### Task
In the listing below, how many lines carry the word "talking"? Reply with only the number.

### Raw data
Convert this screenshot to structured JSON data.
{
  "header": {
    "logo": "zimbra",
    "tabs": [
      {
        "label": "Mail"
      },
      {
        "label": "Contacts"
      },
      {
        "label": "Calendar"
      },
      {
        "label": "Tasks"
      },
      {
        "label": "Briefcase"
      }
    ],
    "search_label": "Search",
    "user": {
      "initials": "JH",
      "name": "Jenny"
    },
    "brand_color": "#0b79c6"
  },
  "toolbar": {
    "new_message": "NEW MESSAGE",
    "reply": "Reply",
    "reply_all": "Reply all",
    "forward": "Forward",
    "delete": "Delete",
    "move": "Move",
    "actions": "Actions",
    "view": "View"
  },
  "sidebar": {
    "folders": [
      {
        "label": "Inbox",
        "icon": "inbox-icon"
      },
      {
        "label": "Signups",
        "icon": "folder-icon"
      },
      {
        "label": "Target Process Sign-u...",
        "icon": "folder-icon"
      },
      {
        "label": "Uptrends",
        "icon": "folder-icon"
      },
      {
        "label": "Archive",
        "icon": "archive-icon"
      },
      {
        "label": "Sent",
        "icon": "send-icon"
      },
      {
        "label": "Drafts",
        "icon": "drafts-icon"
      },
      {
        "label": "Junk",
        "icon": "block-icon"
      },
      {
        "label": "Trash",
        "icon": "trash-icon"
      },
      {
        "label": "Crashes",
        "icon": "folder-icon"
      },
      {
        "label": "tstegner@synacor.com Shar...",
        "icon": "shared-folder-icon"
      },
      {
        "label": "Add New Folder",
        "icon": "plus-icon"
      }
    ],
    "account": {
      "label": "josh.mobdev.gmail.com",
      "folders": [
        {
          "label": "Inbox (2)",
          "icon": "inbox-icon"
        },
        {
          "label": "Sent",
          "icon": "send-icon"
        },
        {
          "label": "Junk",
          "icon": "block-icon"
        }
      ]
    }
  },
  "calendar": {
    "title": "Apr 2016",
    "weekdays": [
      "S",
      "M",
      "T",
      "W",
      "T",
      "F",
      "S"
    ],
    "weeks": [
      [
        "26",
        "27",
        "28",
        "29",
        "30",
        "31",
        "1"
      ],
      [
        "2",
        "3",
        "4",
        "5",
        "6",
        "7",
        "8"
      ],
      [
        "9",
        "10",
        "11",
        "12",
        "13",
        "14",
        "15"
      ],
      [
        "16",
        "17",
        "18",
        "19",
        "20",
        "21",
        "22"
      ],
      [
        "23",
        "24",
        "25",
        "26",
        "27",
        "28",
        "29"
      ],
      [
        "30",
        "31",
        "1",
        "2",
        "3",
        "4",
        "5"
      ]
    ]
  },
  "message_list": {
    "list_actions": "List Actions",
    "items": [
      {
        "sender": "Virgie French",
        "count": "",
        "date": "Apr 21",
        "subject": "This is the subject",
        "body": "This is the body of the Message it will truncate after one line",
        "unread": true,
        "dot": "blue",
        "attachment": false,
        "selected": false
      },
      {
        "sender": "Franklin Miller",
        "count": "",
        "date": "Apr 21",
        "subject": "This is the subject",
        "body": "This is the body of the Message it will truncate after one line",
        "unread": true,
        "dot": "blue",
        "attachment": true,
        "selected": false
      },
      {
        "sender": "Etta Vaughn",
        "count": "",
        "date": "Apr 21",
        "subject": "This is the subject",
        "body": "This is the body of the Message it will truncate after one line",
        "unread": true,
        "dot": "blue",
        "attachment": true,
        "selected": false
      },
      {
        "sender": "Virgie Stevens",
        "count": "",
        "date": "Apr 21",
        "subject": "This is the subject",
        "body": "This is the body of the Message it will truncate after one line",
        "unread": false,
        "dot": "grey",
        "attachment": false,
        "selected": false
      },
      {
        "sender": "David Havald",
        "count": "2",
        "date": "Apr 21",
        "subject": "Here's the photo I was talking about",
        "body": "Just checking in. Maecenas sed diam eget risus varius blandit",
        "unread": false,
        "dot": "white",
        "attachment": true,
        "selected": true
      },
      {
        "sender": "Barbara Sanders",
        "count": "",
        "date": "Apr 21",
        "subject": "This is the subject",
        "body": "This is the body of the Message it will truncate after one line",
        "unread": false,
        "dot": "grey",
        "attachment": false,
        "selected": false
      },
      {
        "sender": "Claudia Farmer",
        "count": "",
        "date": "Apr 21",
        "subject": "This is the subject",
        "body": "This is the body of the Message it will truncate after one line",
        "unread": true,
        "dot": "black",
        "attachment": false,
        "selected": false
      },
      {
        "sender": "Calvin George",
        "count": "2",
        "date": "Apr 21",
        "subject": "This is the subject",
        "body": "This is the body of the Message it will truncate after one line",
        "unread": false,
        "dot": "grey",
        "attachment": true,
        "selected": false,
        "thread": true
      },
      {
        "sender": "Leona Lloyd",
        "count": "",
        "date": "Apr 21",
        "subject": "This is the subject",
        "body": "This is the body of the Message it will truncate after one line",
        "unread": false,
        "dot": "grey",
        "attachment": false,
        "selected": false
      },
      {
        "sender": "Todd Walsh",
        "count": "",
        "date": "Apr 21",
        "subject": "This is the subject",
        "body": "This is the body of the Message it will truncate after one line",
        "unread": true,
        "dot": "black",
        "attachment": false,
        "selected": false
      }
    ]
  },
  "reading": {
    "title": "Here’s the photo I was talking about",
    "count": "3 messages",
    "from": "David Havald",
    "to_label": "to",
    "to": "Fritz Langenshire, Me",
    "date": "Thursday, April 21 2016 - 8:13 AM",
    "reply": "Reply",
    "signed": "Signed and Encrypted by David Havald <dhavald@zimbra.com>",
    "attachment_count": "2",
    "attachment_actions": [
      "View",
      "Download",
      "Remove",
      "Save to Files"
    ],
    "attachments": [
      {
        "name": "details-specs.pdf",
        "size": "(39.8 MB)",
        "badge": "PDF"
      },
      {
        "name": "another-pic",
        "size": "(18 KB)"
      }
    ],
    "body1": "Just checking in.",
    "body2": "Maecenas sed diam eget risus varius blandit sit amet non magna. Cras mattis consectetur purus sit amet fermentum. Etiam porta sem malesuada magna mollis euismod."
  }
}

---

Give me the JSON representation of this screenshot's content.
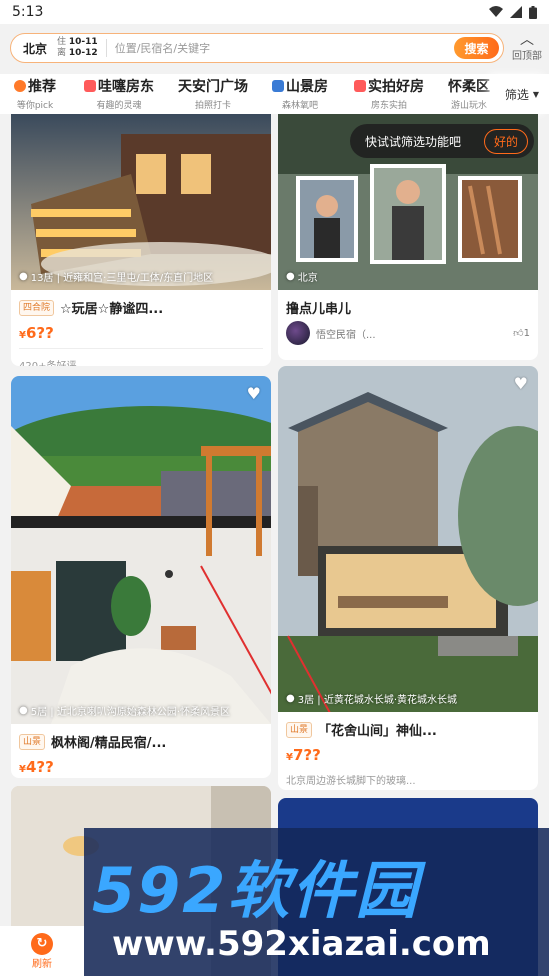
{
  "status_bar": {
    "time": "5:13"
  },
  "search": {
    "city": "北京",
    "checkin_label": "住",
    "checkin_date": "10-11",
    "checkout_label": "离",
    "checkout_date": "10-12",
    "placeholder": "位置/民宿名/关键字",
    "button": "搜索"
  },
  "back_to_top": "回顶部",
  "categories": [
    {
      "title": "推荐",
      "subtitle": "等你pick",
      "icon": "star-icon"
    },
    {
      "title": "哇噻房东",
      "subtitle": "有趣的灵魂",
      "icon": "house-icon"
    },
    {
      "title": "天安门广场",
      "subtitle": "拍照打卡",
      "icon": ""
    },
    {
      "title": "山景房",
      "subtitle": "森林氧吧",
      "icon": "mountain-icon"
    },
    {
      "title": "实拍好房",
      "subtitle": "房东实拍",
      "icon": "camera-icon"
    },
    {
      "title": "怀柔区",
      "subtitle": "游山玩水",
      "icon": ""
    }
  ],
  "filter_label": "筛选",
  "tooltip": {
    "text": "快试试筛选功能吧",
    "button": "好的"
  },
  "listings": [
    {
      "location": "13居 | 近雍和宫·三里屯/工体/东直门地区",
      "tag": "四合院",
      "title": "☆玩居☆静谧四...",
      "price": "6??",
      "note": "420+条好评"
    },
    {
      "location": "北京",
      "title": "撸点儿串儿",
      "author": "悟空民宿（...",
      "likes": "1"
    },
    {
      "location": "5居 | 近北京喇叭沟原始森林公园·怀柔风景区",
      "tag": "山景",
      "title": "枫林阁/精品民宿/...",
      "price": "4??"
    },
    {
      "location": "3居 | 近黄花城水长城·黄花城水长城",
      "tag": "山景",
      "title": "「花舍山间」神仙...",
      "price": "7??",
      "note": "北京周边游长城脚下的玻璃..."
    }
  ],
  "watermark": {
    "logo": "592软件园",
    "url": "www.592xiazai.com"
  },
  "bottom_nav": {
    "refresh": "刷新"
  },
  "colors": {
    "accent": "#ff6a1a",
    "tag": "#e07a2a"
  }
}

### Output for this task
2